In 1960, the Minneapolis Lakers packed their short shorts, set shots and Chuck Taylors and moved to Los Angeles.

A mere 63 years later, Minnesota basketball fans can begin the recovery process.

Thursday night at Target Center, the Minnesota Timberwolves faced the carpet-bagging Lakers at Target Center, and in a rare and historic moment, could offer proof that they have the better team and the better plan.

While the Wolves have spent much of their history competing to be the worst franchise in the history of major American professional sports, the L.A. Lakers have become synonymous with bling — championship rings and celebrity jewelry flashing for the courtside cameras. At least the Wolves had that one guy who slapped his program on the court.

Even the Wolves' one superior season — their playoff run in 2004 — ended in a six-game loss in the Western Conference finals to the Lakers.

Thanks to the Wolves' excellence this season, for once a head-to-head comparison between the teams doesn't leave older Minnesotans feeling nostalgic about Slater Martin tossing a lob pass to George Mikan.

Start with the obvious. The Wolves couldn't wait to get rid of D'Angelo Russell, whom they benched during a playoff series. The Lakers eagerly accepted him…then benched him during a playoff series.

Russell is playing at a career-worst level this month, and the Wolves traded him for two of the top eight players on a team that has the best record in the Western Conference: point guard and leader Mike Conley, and the valuable Nickeil Alexander-Walker.

Look at the teams' stars. LeBron James might be the greatest player who ever lived, and he continues to excel as he nears his 39th birthday, but the Lakers are so dependent on James that he has been playing more than 34 minutes a night on average.

That's more than any Timberwolf. Minnesota star Anthony Edwards leads the Wolves with exactly 34 minutes a game, and he's 22.

The Lakers are dependent on the aged James and the inconsistent Anthony Davis. James was given the night off on Thursday after the Lakers lost in Chicago on Wednesday night, the Lakers' third straight loss.

The Wolves have one of the best records in the NBA and lead the Western Conference. The Lakers entered Thursday's game as the No. 8 seed.
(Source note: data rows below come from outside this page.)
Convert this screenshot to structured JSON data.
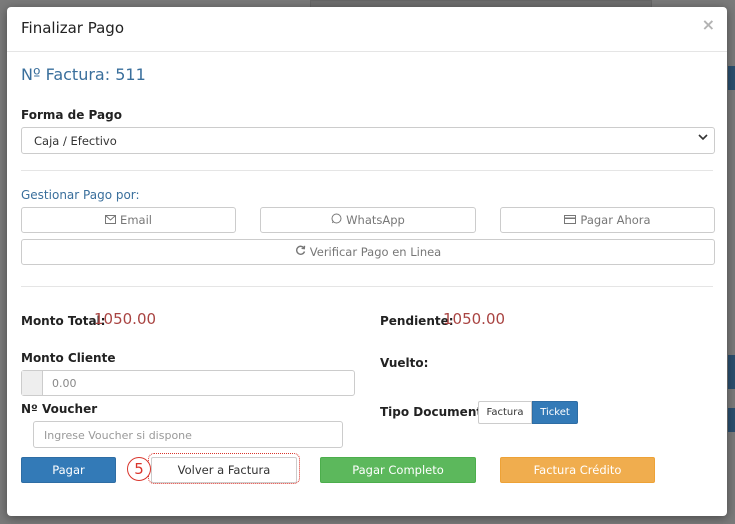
{
  "modal": {
    "title": "Finalizar Pago",
    "close_label": "×"
  },
  "invoice": {
    "title": "Nº Factura: 511"
  },
  "payment_method": {
    "label": "Forma de Pago",
    "selected": "Caja / Efectivo"
  },
  "manage": {
    "label": "Gestionar Pago por:",
    "email_label": "Email",
    "whatsapp_label": "WhatsApp",
    "pay_now_label": "Pagar Ahora",
    "verify_label": "Verificar Pago en Linea"
  },
  "totals": {
    "total_label": "Monto Total:",
    "total_value": "1050.00",
    "pending_label": "Pendiente:",
    "pending_value": "1050.00"
  },
  "client": {
    "amount_label": "Monto Cliente",
    "amount_placeholder": "0.00",
    "change_label": "Vuelto:"
  },
  "voucher": {
    "label": "Nº Voucher",
    "placeholder": "Ingrese Voucher si dispone"
  },
  "doc_type": {
    "label": "Tipo Documento",
    "options": [
      "Factura",
      "Ticket"
    ],
    "selected": "Ticket"
  },
  "actions": {
    "pay_label": "Pagar",
    "back_label": "Volver a Factura",
    "pay_full_label": "Pagar Completo",
    "credit_label": "Factura Crédito"
  },
  "annotation": {
    "step": "5"
  },
  "icons": {
    "email": "envelope-icon",
    "whatsapp": "whatsapp-icon",
    "pay_now": "credit-card-icon",
    "verify": "refresh-icon",
    "select": "chevron-down-icon"
  },
  "colors": {
    "primary": "#337ab7",
    "success": "#5cb85c",
    "warning": "#f0ad4e",
    "amount": "#a94442",
    "link": "#3a6f9c",
    "annotation": "#d9342b"
  }
}
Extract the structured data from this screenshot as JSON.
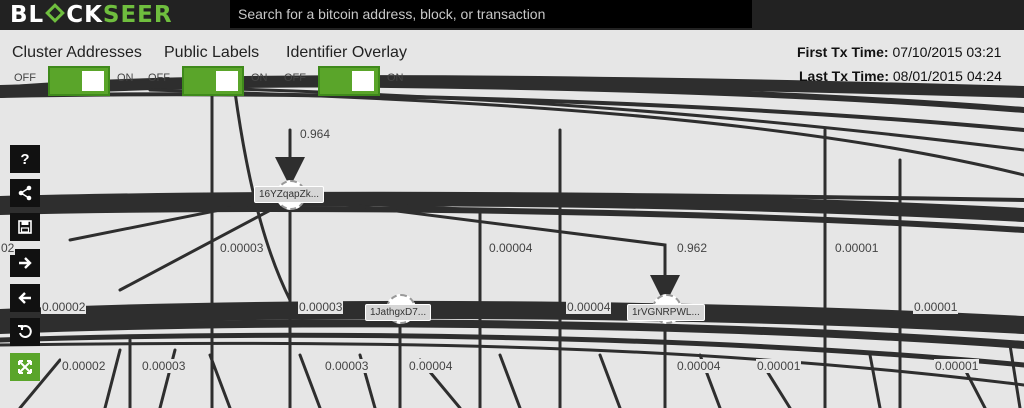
{
  "logo": {
    "part1": "BL",
    "part2": "CK",
    "part3": "SEER"
  },
  "search": {
    "placeholder": "Search for a bitcoin address, block, or transaction"
  },
  "controls": {
    "cluster_label": "Cluster Addresses",
    "labels_label": "Public Labels",
    "identifier_label": "Identifier Overlay",
    "off": "OFF",
    "on": "ON"
  },
  "txinfo": {
    "first_label": "First Tx Time:",
    "first_value": "07/10/2015 03:21",
    "last_label": "Last Tx Time:",
    "last_value": "08/01/2015 04:24"
  },
  "sidebar": {
    "help": "?",
    "share": "share-icon",
    "save": "save-icon",
    "forward": "arrow-right-icon",
    "back": "arrow-left-icon",
    "reset": "reset-icon",
    "fullscreen": "expand-icon"
  },
  "nodes": {
    "n1": "16YZqapZk...",
    "n2": "1JathgxD7...",
    "n3": "1rVGNRPWL..."
  },
  "edges": {
    "e1": "0.964",
    "e2": "0.00003",
    "e3": "0.00004",
    "e4": "0.962",
    "e5": "0.00001",
    "e6": "0.00002",
    "e7": "0.00003",
    "e8": "0.00004",
    "e9": "0.00001",
    "e10": "0.00002",
    "e11": "0.00003",
    "e12": "0.00003",
    "e13": "0.00004",
    "e14": "0.00004",
    "e15": "0.00001",
    "e16": "0.00001",
    "e17": "02"
  },
  "colors": {
    "accent": "#5aa52a",
    "bar": "#222222",
    "edge": "#2e2e2e"
  }
}
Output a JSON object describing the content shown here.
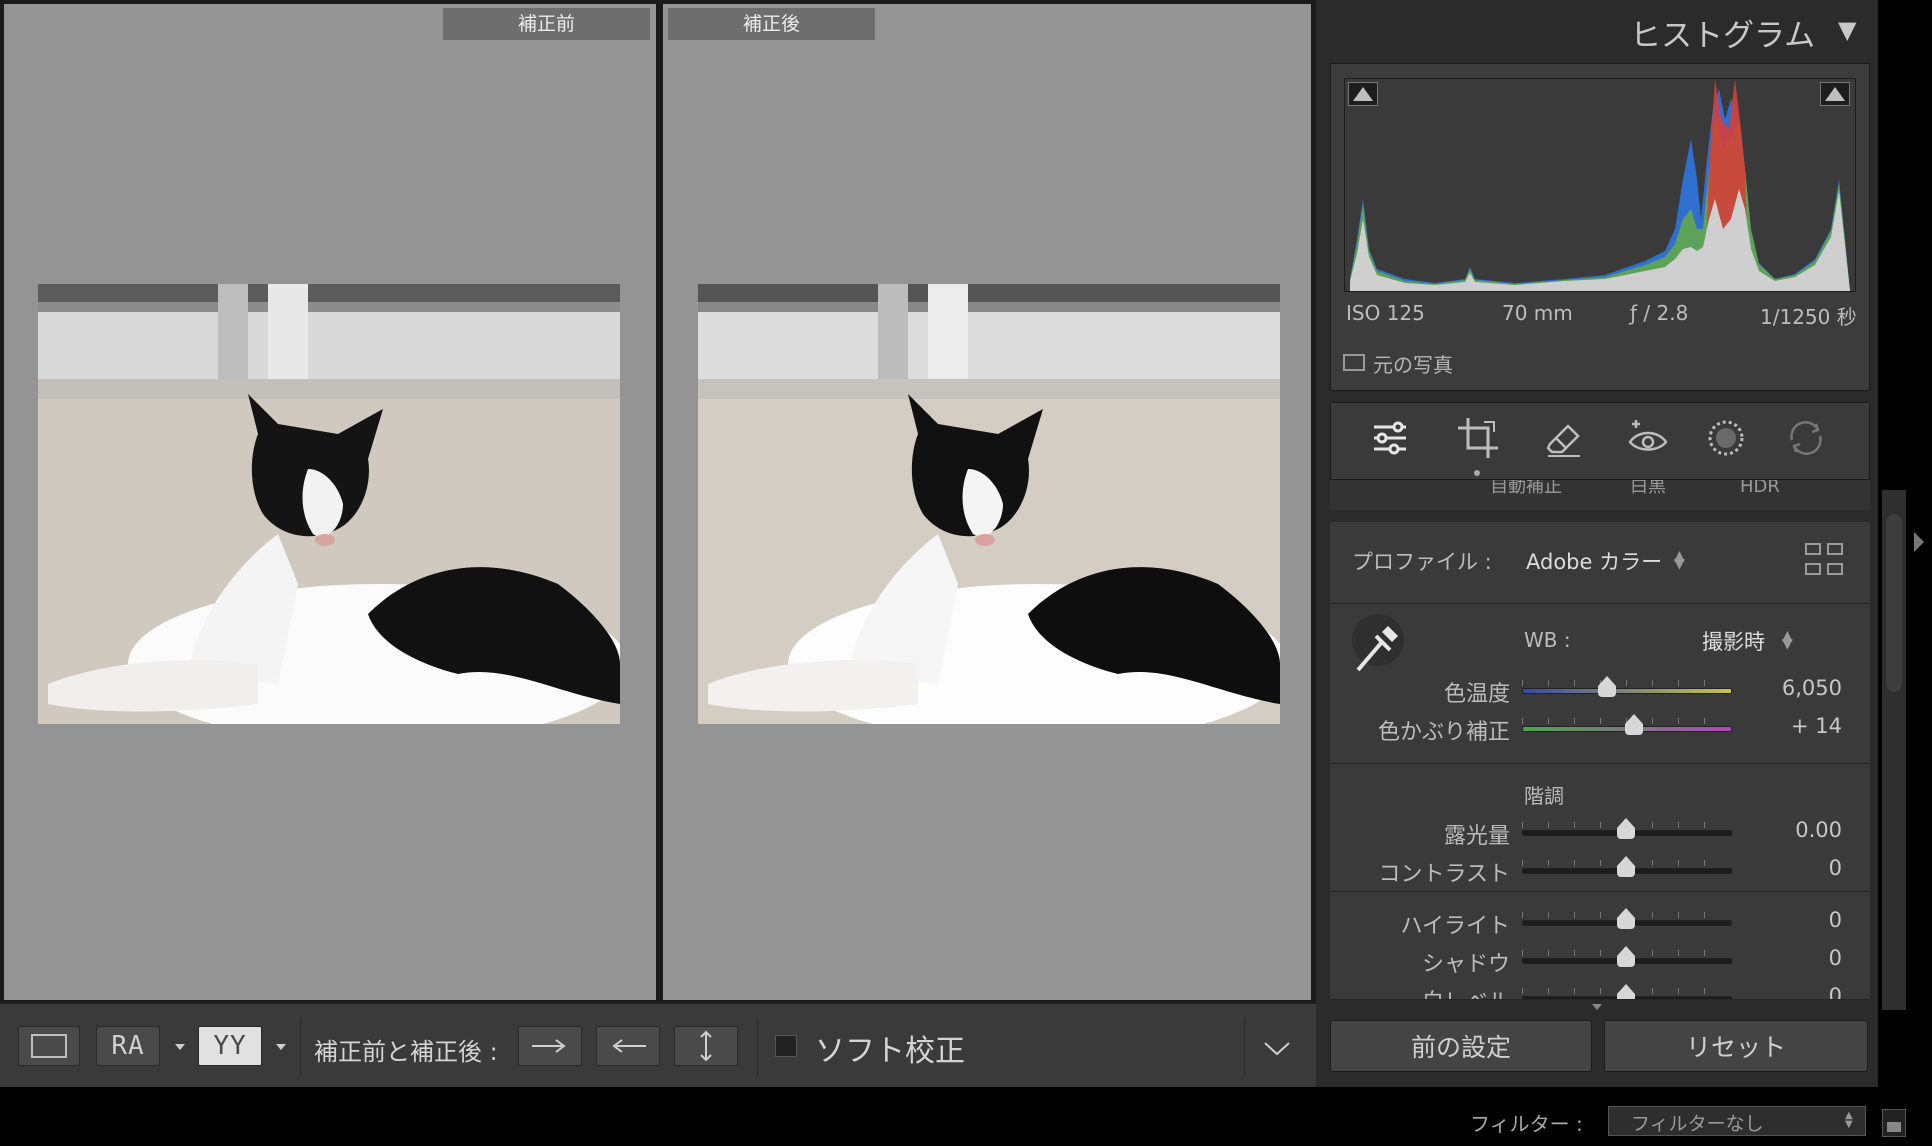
{
  "compare": {
    "before_label": "補正前",
    "after_label": "補正後"
  },
  "toolbar": {
    "ra_letters": "RA",
    "yy_letters": "YY",
    "compare_label": "補正前と補正後 :",
    "soft_proof_label": "ソフト校正"
  },
  "panel": {
    "histogram_title": "ヒストグラム",
    "histogram_toggle": "▼",
    "meta": {
      "iso": "ISO 125",
      "focal": "70 mm",
      "aperture": "ƒ / 2.8",
      "shutter": "1/1250 秒"
    },
    "original_photo_label": "元の写真",
    "peek_labels": [
      "自動補正",
      "白黒",
      "HDR"
    ],
    "profile": {
      "label": "プロファイル :",
      "value": "Adobe カラー"
    },
    "wb": {
      "label": "WB :",
      "value": "撮影時"
    },
    "sliders_wb": [
      {
        "label": "色温度",
        "value": "6,050",
        "position": 0.41
      },
      {
        "label": "色かぶり補正",
        "value": "+ 14",
        "position": 0.54
      }
    ],
    "tone_header": "階調",
    "sliders_tone": [
      {
        "label": "露光量",
        "value": "0.00",
        "position": 0.5
      },
      {
        "label": "コントラスト",
        "value": "0",
        "position": 0.5
      }
    ],
    "sliders_presence": [
      {
        "label": "ハイライト",
        "value": "0",
        "position": 0.5
      },
      {
        "label": "シャドウ",
        "value": "0",
        "position": 0.5
      },
      {
        "label": "白レベル",
        "value": "0",
        "position": 0.5
      }
    ],
    "prev_settings_button": "前の設定",
    "reset_button": "リセット"
  },
  "status": {
    "filter_label": "フィルター :",
    "filter_value": "フィルターなし"
  },
  "colors": {
    "pane_bg": "#949494",
    "panel_bg": "#3a3a3a",
    "hist_blue": "#2f6fd0",
    "hist_green": "#5ea25a",
    "hist_red": "#d4403a"
  }
}
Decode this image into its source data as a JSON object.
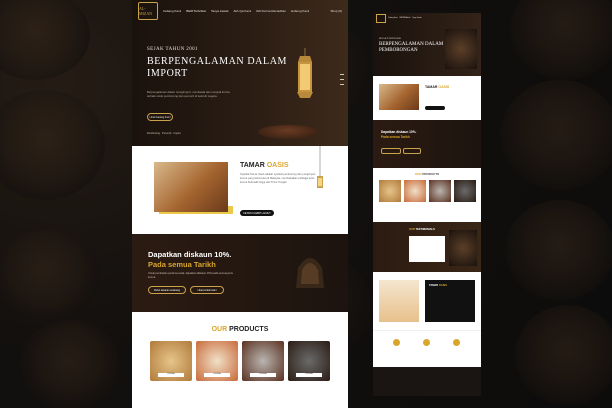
{
  "desktop": {
    "nav": {
      "logo_text": "AL-MIZAN",
      "items": [
        "Cabang Kami",
        "BERITA/Artikel",
        "Tanya Jawab",
        "Akh Qa Kami",
        "Gift Kurma Ramadhan",
        "Hubung Kami"
      ],
      "right": "Shop (0)"
    },
    "hero": {
      "since": "SEJAK TAHUN 2001",
      "headline": "BERPENGALAMAN DALAM IMPORT",
      "body": "Berpengalaman dalam mengimport, membekal dan menjual kurma terbaik untuk pemborong dan peruncit di seluruh negara.",
      "button": "Lihat Katalog Kami",
      "footer": "Pemborong · Peruncit · Import"
    },
    "tamar": {
      "title_plain": "TAMAR ",
      "title_accent": "OASIS",
      "body": "Syarikat Tamar Oasis adalah syarikat pemborong dan pengimport kurma yang terkemuka di Malaysia, membekalkan pelbagai jenis kurma berkualiti tinggi dari Timur Tengah.",
      "button": "KETAHUI LEBIH LANJUT"
    },
    "promo": {
      "headline": "Dapatkan diskaun 10%.",
      "headline_accent": "Pada semua Tarikh",
      "body": "Untuk pembelian pertama anda, dapatkan diskaun 10% pada semua jenis kurma.",
      "button_1": "Rebut tawaran sekarang",
      "button_2": "Lihat produk kami"
    },
    "products": {
      "title_accent": "OUR",
      "title_plain": " PRODUCTS",
      "items": [
        "KURMA",
        "KURMA",
        "KURMA",
        "KURMA"
      ]
    }
  },
  "mobile": {
    "hero": {
      "since": "SEJAK TAHUN 2001",
      "headline": "BERPENGALAMAN DALAM PEMBORONGAN"
    },
    "tamar": {
      "title_plain": "TAMAR ",
      "title_accent": "OASIS"
    },
    "promo": {
      "headline": "Dapatkan diskaun 10%.",
      "accent": "Pada semua Tarikh"
    },
    "products": {
      "title_accent": "OUR",
      "title_plain": " PRODUCTS"
    },
    "testimonials": {
      "title_accent": "OUR",
      "title_plain": " TESTIMONIALS"
    },
    "about": {
      "title_plain": "TAMAR ",
      "title_accent": "OASIS"
    }
  },
  "colors": {
    "gold": "#d9a62c",
    "dark": "#1b1410"
  }
}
The Wolves have the better roster, and have their best players — Edwards, Karl-Anthony Towns, Rudy Gobert and Jaden McDaniels — locked into long-term contracts. The Lakers' plan is for LeBron to undergo an experimental cell-replacement surgery their team doctors are about to invent.

The Lakers believe in load management — resting stars to keep them fresh. The Wolves' coaching staff and players believe in playing. No Wolves were given the night off on Thursday, even though they played a difficult game in Philadelphia on Wednesday night.

"We wanted to try to create an identity, and wanted that to be part of our identity," Finch said. "I think it leads to resilience, mental toughness, the ability to bounce back."

Thursday night, the Wolves announced that this game had produced the largest revenue of any game in franchise history.

"Ticket prices are higher than ever," Wolves coach Chris Finch said with a smile. "No, it's been fun. It's fun to watch you grow year over year. It's been exciting, and now we're getting consistent results. People like to watch this team play, which is what we always set out to do — you know, give them a product that they like, and appreciate. We certainly appreciate their support."

Give the Lakers credit: they summoned enough energy to win the NBA's inaugural in-season tournament. Lakers coach Darvin Ham said his team is still recovering from that ordeal, and a difficult travel schedule, which sounds like an excuse beneath such a rich and ambitious franchise.

Add in the Wolves' 118-111 victory Thursday night, and just 63 years after the Lakers left Minneapolis, Minnesotan basketball fans can finally say they have the better team, without laughing or crying.

Correction: A previous version of this column misspelled the first name of Lakers coach Darvin Ham.